As soon as we crossed the “creek” out of Egypt proper into the Sinai desert the country changed. Here was the desert of picture & story book fame. Huge sand dunes rolling one on top of the other – proper sand too – not like the flat dusty desert of Libya. Gradually we came into hilly, barren country & as we moved on the scene became greener until we came into that land “flowing with milk & honey”. These ancient words are far from being an overstatement. I think Palestine was at its greenest for us – can you understand how unbelievable all this seemed to us after eight months in the desert. We camped one night just outside a small town where we had leave. Oranges were in & all along the road were little boys willing to exchange them for a tin of bully, sugar or tea. You’ve never seen oranges like them – some as big as croquet balls.
Lots of love, Ray
The Chaplain in Ray’s battalion wrote to the family, giving a kind account of how he died and where he was buried.
Western Desert, 10th August, 1942
Dear Mrs. Simpson,
I know your heart will be heavy with sorrow and I hesitate to re-open the wound by speaking of your son’s death. But as I was with him to the last and it was my privilege to lay him to his last resting place, I felt I must write to tell you how sorry we were to lose your son and to offer you my deepest sympathy…
Pre-war. Family picnic around 1939. From left, Lewis Rudkin (friend) , Ray Simpson, Ngaire Mottram, Helen (Ray’s girlfriend), Gertrude and William Simpson. In front, Caroline Mottram (my mother).
It was Wed. 22nd July. All the previous night our boys had been driving Jerry back. But with the morning, he counter-attacked using heavy artillery and tanks. Here the anti-tank boys did great work and in the midst of it all your son was wounded. A shell had burst near them and he was wounded in the head, thigh and foot. I can still see him as they brought him in to our dressing station. His face dirty from the blood of battle but never-the-less a cheery grin on it as he asked for a smoke. He had lost a lot of blood so the first thing the doctors did was to give him a transfusion and to keep him warm with hot water bottles. But their efforts were in vain. The wounds plus shock and loss of blood were more than the human frame could stand. Slowly, as in sleep, without pain (they had given him morphia), and without a struggle, he slipped into eternity.

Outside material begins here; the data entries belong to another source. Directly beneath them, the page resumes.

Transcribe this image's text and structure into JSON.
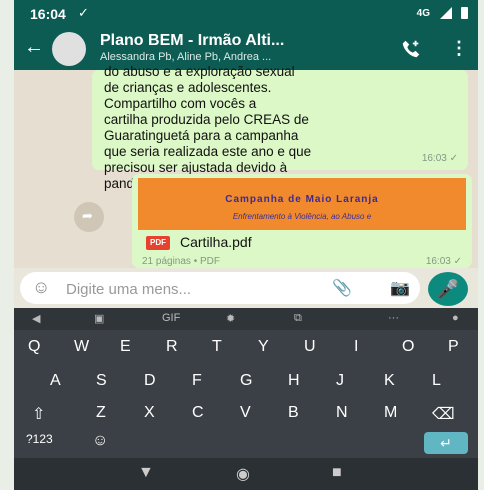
{
  "status": {
    "time": "16:04",
    "network": "4G"
  },
  "header": {
    "back": "←",
    "title": "Plano BEM - Irmão Alti...",
    "subtitle": "Alessandra Pb, Aline Pb, Andrea ..."
  },
  "messages": [
    {
      "text": "do abuso e a exploração sexual\nde crianças e adolescentes.\nCompartilho com vocês a\ncartilha produzida pelo CREAS de\nGuaratinguetá para a campanha\nque seria realizada este ano e que\nprecisou ser ajustada devido à\npandemia.",
      "time": "16:03 ✓"
    },
    {
      "banner_title": "Campanha de Maio Laranja",
      "banner_subtitle": "Enfrentamento à Violência, ao Abuso e",
      "pdf_badge": "PDF",
      "file_name": "Cartilha.pdf",
      "file_meta": "21 páginas • PDF",
      "time": "16:03 ✓"
    }
  ],
  "input": {
    "placeholder": "Digite uma mens..."
  },
  "keyboard": {
    "suggestions": [
      "GIF"
    ],
    "row1": [
      "Q",
      "W",
      "E",
      "R",
      "T",
      "Y",
      "U",
      "I",
      "O",
      "P"
    ],
    "row2": [
      "A",
      "S",
      "D",
      "F",
      "G",
      "H",
      "J",
      "K",
      "L"
    ],
    "row3": [
      "Z",
      "X",
      "C",
      "V",
      "B",
      "N",
      "M"
    ],
    "symbols": "?123"
  },
  "colors": {
    "header": "#0d5c54",
    "bubble": "#dcf8c6",
    "banner": "#f08a2c",
    "mic": "#0d8a7e"
  }
}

Wrapped in his blanket, peaceful in spite of the roaring guns, we laid him beside his mates. His grave (I will endeavour to take a photo of it) a simple mound of sand ringed with stones and headed by a humble wooden cross…He laid down his life for his friends. Yet as he lay there so quiet and still I could not help but feel it was not really your son we were burying. His form, yes, but only a broken shell, an empty husk. His real self, that which you gave to him at birth, fostered and cultivated through boyhood, that something deeper that loved and was loved and that compelled him to offer to fight and to die that other may be free to live; that was gone, fled…
R.F. Judson, 31604 N.Z.E.F. (Presb. Padre)

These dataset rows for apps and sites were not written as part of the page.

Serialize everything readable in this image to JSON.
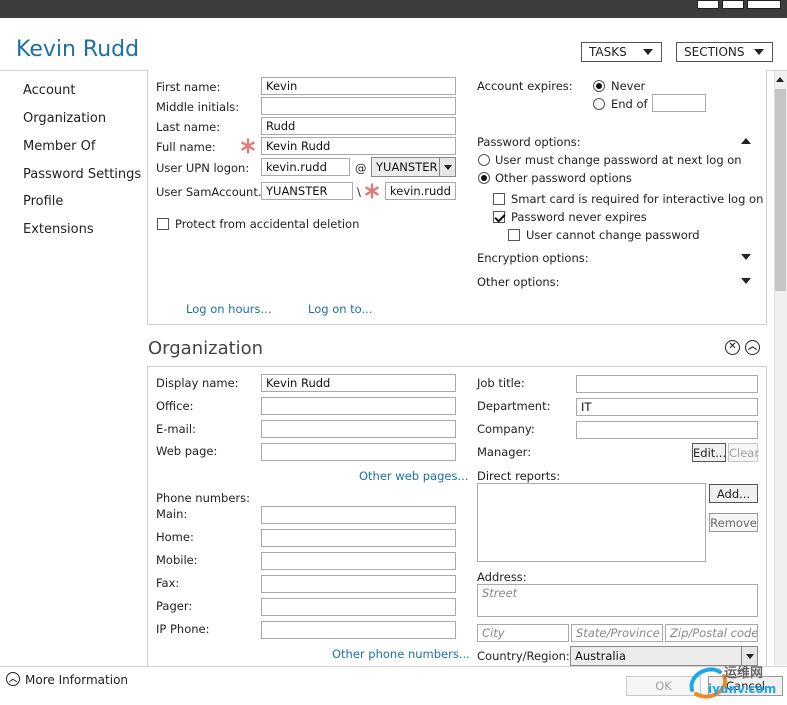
{
  "header": {
    "title": "Kevin Rudd",
    "tasks_label": "TASKS",
    "sections_label": "SECTIONS"
  },
  "nav": {
    "items": [
      {
        "label": "Account"
      },
      {
        "label": "Organization"
      },
      {
        "label": "Member Of"
      },
      {
        "label": "Password Settings"
      },
      {
        "label": "Profile"
      },
      {
        "label": "Extensions"
      }
    ]
  },
  "account": {
    "first_name_label": "First name:",
    "first_name_value": "Kevin",
    "middle_initials_label": "Middle initials:",
    "middle_initials_value": "",
    "last_name_label": "Last name:",
    "last_name_value": "Rudd",
    "full_name_label": "Full name:",
    "full_name_value": "Kevin Rudd",
    "upn_label": "User UPN logon:",
    "upn_value": "kevin.rudd",
    "at_sign": "@",
    "upn_domain": "YUANSTER",
    "sam_label": "User SamAccount...",
    "sam_domain": "YUANSTER",
    "backslash": "\\",
    "sam_value": "kevin.rudd",
    "protect_label": "Protect from accidental deletion",
    "logon_hours_link": "Log on hours...",
    "logon_to_link": "Log on to...",
    "expires_label": "Account expires:",
    "never_label": "Never",
    "end_of_label": "End of",
    "end_of_value": "",
    "password_options_label": "Password options:",
    "must_change_label": "User must change password at next log on",
    "other_pw_options_label": "Other password options",
    "smart_card_label": "Smart card is required for interactive log on",
    "never_expires_label": "Password never expires",
    "cannot_change_label": "User cannot change password",
    "encryption_label": "Encryption options:",
    "other_options_label": "Other options:"
  },
  "organization": {
    "title": "Organization",
    "display_name_label": "Display name:",
    "display_name_value": "Kevin Rudd",
    "office_label": "Office:",
    "office_value": "",
    "email_label": "E-mail:",
    "email_value": "",
    "web_page_label": "Web page:",
    "web_page_value": "",
    "other_web_pages_link": "Other web pages...",
    "phone_numbers_label": "Phone numbers:",
    "main_label": "Main:",
    "home_label": "Home:",
    "mobile_label": "Mobile:",
    "fax_label": "Fax:",
    "pager_label": "Pager:",
    "ip_phone_label": "IP Phone:",
    "other_phone_link": "Other phone numbers...",
    "job_title_label": "Job title:",
    "job_title_value": "",
    "department_label": "Department:",
    "department_value": "IT",
    "company_label": "Company:",
    "company_value": "",
    "manager_label": "Manager:",
    "edit_label": "Edit...",
    "clear_label": "Clear",
    "direct_reports_label": "Direct reports:",
    "add_label": "Add...",
    "remove_label": "Remove",
    "address_label": "Address:",
    "street_placeholder": "Street",
    "city_placeholder": "City",
    "state_placeholder": "State/Province",
    "zip_placeholder": "Zip/Postal code",
    "country_label": "Country/Region:",
    "country_value": "Australia"
  },
  "footer": {
    "more_info_label": "More Information",
    "ok_label": "OK",
    "cancel_label": "Cancel",
    "watermark_text": "运维网",
    "watermark_sub": "iyunv.com"
  },
  "colors": {
    "accent": "#1d6fa5",
    "required": "#e07a7a",
    "titlebar": "#3d3d3d"
  }
}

In 1954, Ngaire and Gerald went to England and the Continent. On their way home, via the Suez Canal, their ship was scheduled to stop only a few miles from where Ray was buried. However, due to security concerns, passengers were not allowed off the ship. It must have been very difficult to have been so close and not be able to visit his grave.
In 1993, a year before my grandmother died, my sister Averill visited the cemetery and left flowers on Ray’s grave.
Today I baked Ngaire’s ANZAC biscuits. The recipe is dated 6th July 1933. She would have associated the biscuits with the Great War, and probably couldn’t have imagined that there would be another.
Ngaire’s ANZAC Biscuits
(Business Girls’ Cookery Class No 4: Cakes, 6th July, 1933)
1 level cup flour, 1 heaped cup coconut, 1/2 cup sugar, 1 heaped cup ‘Quick Oats’
1 tbsp golden syrup, 1/4 lb (113 gms) butter, 1 level tsp Bicarb Soda, 1 tbsp boiling water.
Combine the dry ingredients (except Bicarb) in a bowl.
Melt butter and golden syrup together. Add to dry ingredients, followed by Bicarb dissolved in boiling water. Mix together well.
Roll into small balls then squash flat with a fork etc. Bake on cold greased trays for 15 mins at 180 Celsius.
Take out when golden and cool on wire rack.